▸ What the task requires
Which lines in the records below contain the word "function"? Copy each one out.

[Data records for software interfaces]

--

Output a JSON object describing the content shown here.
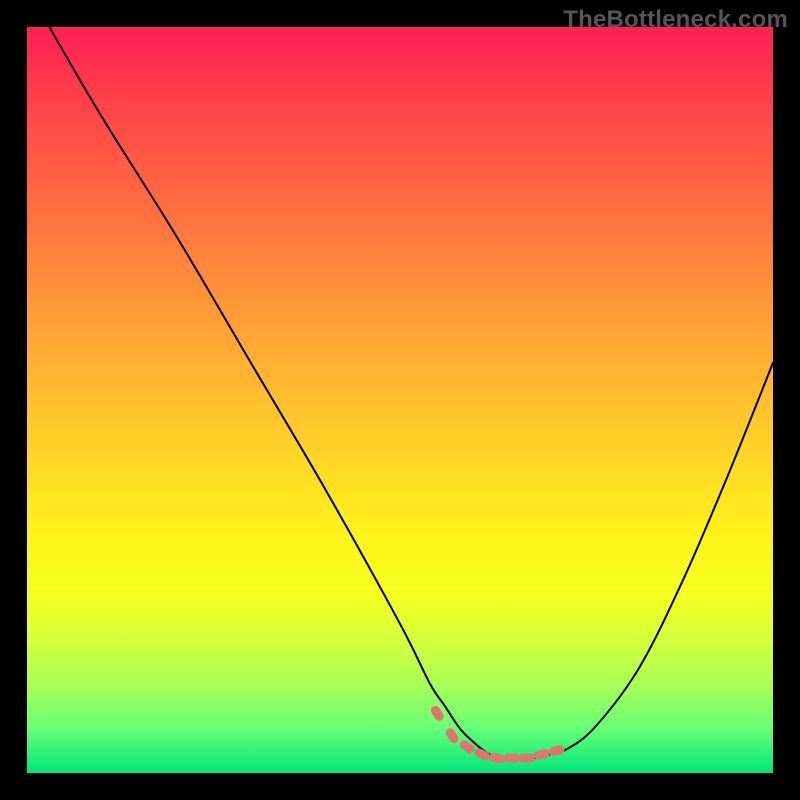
{
  "watermark": "TheBottleneck.com",
  "colors": {
    "background": "#000000",
    "curve_stroke": "#000000",
    "marker_fill": "#e0746f",
    "gradient_top": "#ff1f56",
    "gradient_bottom": "#00e878"
  },
  "chart_data": {
    "type": "line",
    "title": "",
    "xlabel": "",
    "ylabel": "",
    "xlim": [
      0,
      100
    ],
    "ylim": [
      0,
      100
    ],
    "grid": false,
    "legend": false,
    "series": [
      {
        "name": "bottleneck-curve",
        "x": [
          3,
          10,
          20,
          30,
          40,
          50,
          54,
          56,
          58,
          60,
          62,
          64,
          66,
          68,
          70,
          72,
          76,
          82,
          88,
          94,
          100
        ],
        "y": [
          100,
          88,
          72,
          55,
          38,
          20,
          12,
          9,
          6,
          4,
          2.5,
          2,
          2,
          2,
          2.5,
          3,
          6,
          14,
          26,
          40,
          55
        ]
      }
    ],
    "markers": {
      "name": "bottom-highlight",
      "x": [
        55,
        57,
        59,
        61,
        63,
        65,
        67,
        69,
        71
      ],
      "y": [
        8,
        5,
        3.5,
        2.5,
        2,
        2,
        2,
        2.5,
        3
      ]
    },
    "annotations": []
  }
}
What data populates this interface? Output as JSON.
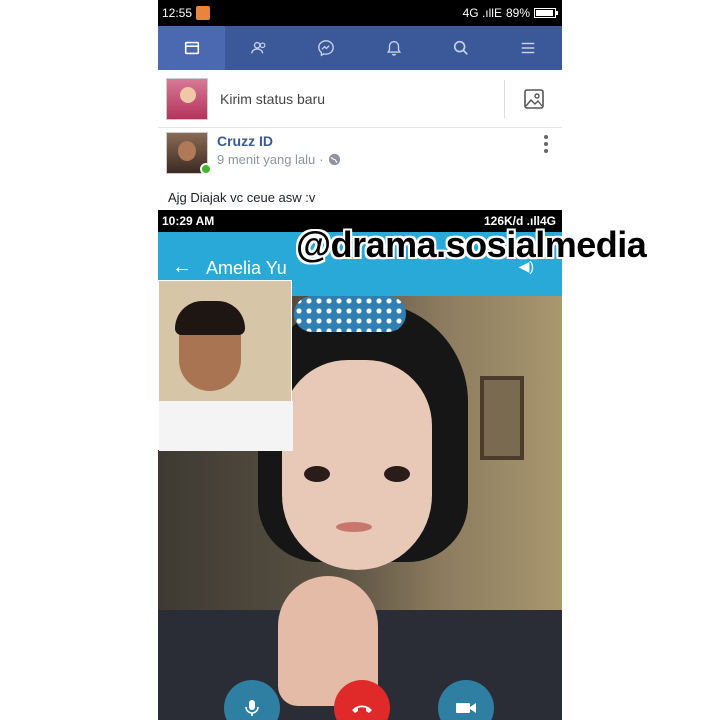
{
  "status_bar": {
    "time": "12:55",
    "network": "4G .ıllE",
    "battery": "89%"
  },
  "navbar": {
    "tabs": [
      "news-feed",
      "friends",
      "messenger",
      "notifications",
      "search",
      "menu"
    ]
  },
  "composer": {
    "placeholder": "Kirim status baru"
  },
  "post": {
    "author": "Cruzz ID",
    "time": "9 menit yang lalu",
    "separator": "·",
    "text": "Ajg Diajak vc ceue asw :v"
  },
  "embedded": {
    "time": "10:29 AM",
    "status_right": "126K/d .ıll4G",
    "caller_name": "Amelia Yu",
    "back_glyph": "←",
    "speaker_glyph": "◀)"
  },
  "watermark": "@drama.sosialmedia",
  "colors": {
    "fb_blue": "#3b5998",
    "call_blue": "#29a9d8",
    "end_red": "#e02a2a"
  }
}
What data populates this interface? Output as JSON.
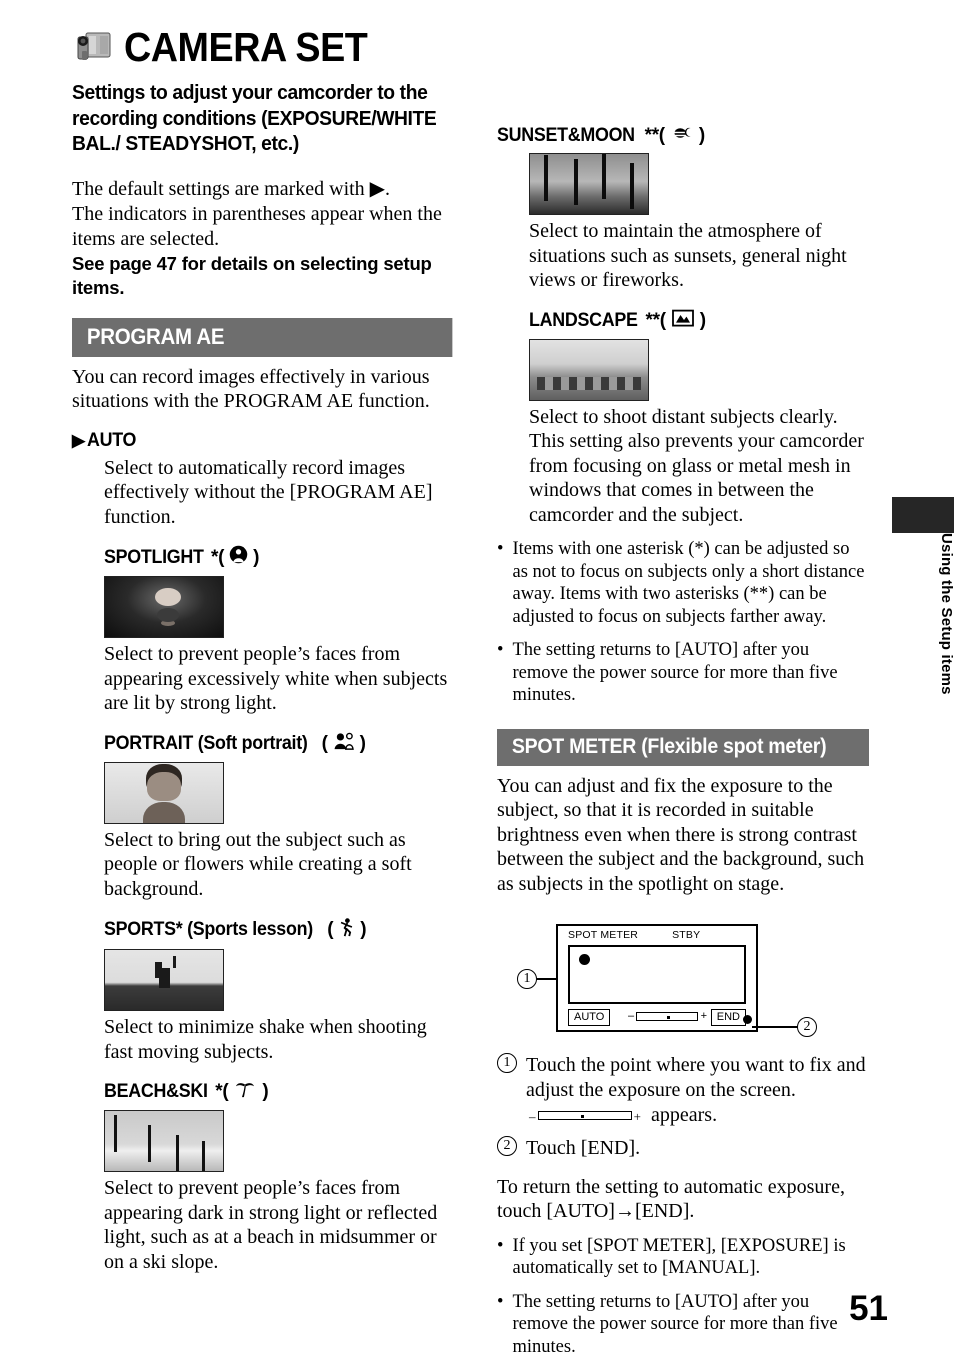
{
  "header": {
    "icon": "camcorder-icon",
    "title": "CAMERA SET",
    "subtitle": "Settings to adjust your camcorder to the recording conditions (EXPOSURE/WHITE BAL./ STEADYSHOT, etc.)"
  },
  "intro": {
    "line1": "The default settings are marked with ▶.",
    "line2": "The indicators in parentheses appear when the items are selected.",
    "bold": "See page 47 for details on selecting setup items."
  },
  "sections": {
    "program_ae": {
      "bar_label": "PROGRAM AE",
      "description": "You can record images effectively in various situations with the PROGRAM AE function.",
      "modes": [
        {
          "default_marker": "▶",
          "name": "AUTO",
          "suffix": "",
          "icon": "",
          "icon_name": "",
          "description": "Select to automatically record images effectively without the [PROGRAM AE] function.",
          "has_thumbnail": false
        },
        {
          "default_marker": "",
          "name": "SPOTLIGHT",
          "suffix": "*(",
          "icon_name": "spotlight-person-icon",
          "close": ")",
          "description": "Select to prevent people’s faces from appearing excessively white when subjects are lit by strong light.",
          "has_thumbnail": true,
          "thumbnail_alt": "woman-in-spotlight-photo"
        },
        {
          "default_marker": "",
          "name": "PORTRAIT (Soft portrait)",
          "suffix": " (",
          "icon_name": "soft-portrait-icon",
          "close": ")",
          "description": "Select to bring out the subject such as people or flowers while creating a soft background.",
          "has_thumbnail": true,
          "thumbnail_alt": "portrait-face-photo"
        },
        {
          "default_marker": "",
          "name": "SPORTS* (Sports lesson)",
          "suffix": " (",
          "icon_name": "running-person-icon",
          "close": ")",
          "description": "Select to minimize shake when shooting fast moving subjects.",
          "has_thumbnail": true,
          "thumbnail_alt": "golfer-swinging-photo"
        },
        {
          "default_marker": "",
          "name": "BEACH&SKI",
          "suffix": "*(",
          "icon_name": "palm-tree-icon",
          "close": ")",
          "description": "Select to prevent people’s faces from appearing dark in strong light or reflected light, such as at a beach in midsummer or on a ski slope.",
          "has_thumbnail": true,
          "thumbnail_alt": "beach-palm-trees-photo"
        },
        {
          "default_marker": "",
          "name": "SUNSET&MOON",
          "suffix": "**(",
          "icon_name": "sunset-moon-icon",
          "close": ")",
          "description": "Select to maintain the atmosphere of situations such as sunsets, general night views or fireworks.",
          "has_thumbnail": true,
          "thumbnail_alt": "sunset-palm-trees-photo"
        },
        {
          "default_marker": "",
          "name": "LANDSCAPE",
          "suffix": "**(",
          "icon_name": "mountain-landscape-icon",
          "close": ")",
          "description": "Select to shoot distant subjects clearly. This setting also prevents your camcorder from focusing on glass or metal mesh in windows that comes in between the camcorder and the subject.",
          "has_thumbnail": true,
          "thumbnail_alt": "bridge-landscape-photo"
        }
      ],
      "notes": [
        "Items with one asterisk (*) can be adjusted so as not to focus on subjects only a short distance away. Items with two asterisks (**) can be adjusted to focus on subjects farther away.",
        "The setting returns to [AUTO] after you remove the power source for more than five minutes."
      ]
    },
    "spot_meter": {
      "bar_label": "SPOT METER (Flexible spot meter)",
      "description": "You can adjust and fix the exposure to the subject, so that it is recorded in suitable brightness even when there is strong contrast between the subject and the background, such as subjects in the spotlight on stage.",
      "diagram": {
        "callout_1": "1",
        "callout_2": "2",
        "screen_label": "SPOT METER",
        "status_label": "STBY",
        "auto_button": "AUTO",
        "end_button": "END"
      },
      "steps": [
        {
          "num": "1",
          "text": "Touch the point where you want to fix and adjust the exposure on the screen."
        },
        {
          "num": "2",
          "text": "Touch [END]."
        }
      ],
      "appears_text": "appears.",
      "return_text": "To return the setting to automatic exposure, touch [AUTO]→[END].",
      "notes": [
        "If you set [SPOT METER], [EXPOSURE] is automatically set to [MANUAL].",
        "The setting returns to [AUTO] after you remove the power source for more than five minutes."
      ]
    }
  },
  "side_tab": {
    "label": "Using the Setup items"
  },
  "page_number": "51",
  "colors": {
    "section_bar": "#6e6e6e",
    "tab_block": "#262626"
  }
}
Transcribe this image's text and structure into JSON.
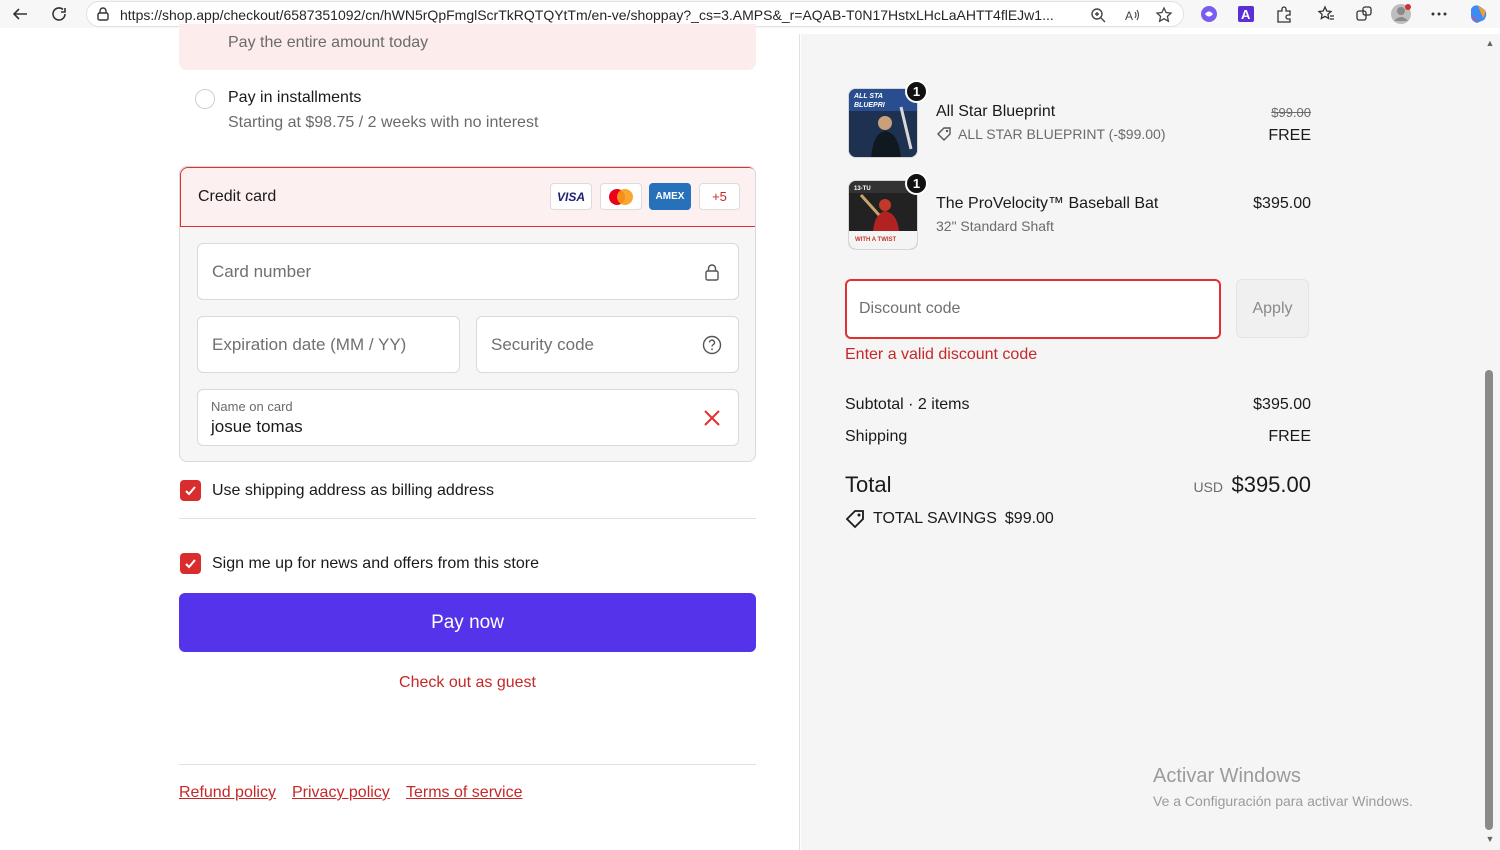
{
  "browser": {
    "url": "https://shop.app/checkout/6587351092/cn/hWN5rQpFmglScrTkRQTQYtTm/en-ve/shoppay?_cs=3.AMPS&_r=AQAB-T0N17HstxLHcLaAHTT4flEJw1..."
  },
  "payment": {
    "pay_full_label": "Pay the entire amount today",
    "installments_label": "Pay in installments",
    "installments_sub": "Starting at $98.75 / 2 weeks with no interest",
    "credit_card_label": "Credit card",
    "brands": {
      "visa": "VISA",
      "amex": "AMEX",
      "more": "+5"
    },
    "card_number_placeholder": "Card number",
    "expiration_placeholder": "Expiration date (MM / YY)",
    "security_placeholder": "Security code",
    "name_label": "Name on card",
    "name_value": "josue tomas",
    "billing_checkbox_label": "Use shipping address as billing address",
    "news_checkbox_label": "Sign me up for news and offers from this store",
    "pay_now": "Pay now",
    "guest_link": "Check out as guest"
  },
  "footer": {
    "refund": "Refund policy",
    "privacy": "Privacy policy",
    "terms": "Terms of service"
  },
  "order": {
    "items": [
      {
        "name": "All Star Blueprint",
        "discount_line": "ALL STAR BLUEPRINT (-$99.00)",
        "original_price": "$99.00",
        "price": "FREE",
        "quantity": "1",
        "thumb_text": "ALL STAR BLUEPRINT"
      },
      {
        "name": "The ProVelocity™ Baseball Bat",
        "variant": "32\" Standard Shaft",
        "price": "$395.00",
        "quantity": "1",
        "thumb_text": "WITH A TWIST"
      }
    ],
    "discount_placeholder": "Discount code",
    "apply": "Apply",
    "discount_error": "Enter a valid discount code",
    "subtotal_label": "Subtotal · 2 items",
    "subtotal_value": "$395.00",
    "shipping_label": "Shipping",
    "shipping_value": "FREE",
    "total_label": "Total",
    "currency": "USD",
    "total_value": "$395.00",
    "savings_label": "TOTAL SAVINGS",
    "savings_value": "$99.00"
  },
  "watermark": {
    "title": "Activar Windows",
    "subtitle": "Ve a Configuración para activar Windows."
  },
  "colors": {
    "accent": "#5433eb",
    "error": "#e03131",
    "link": "#c62828"
  }
}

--

▸ Written response
      "description": "You can record images effectively in various situations with the PROGRAM AE function.",
          "description": "Select to automatically record images effectively without the [PROGRAM AE] function.",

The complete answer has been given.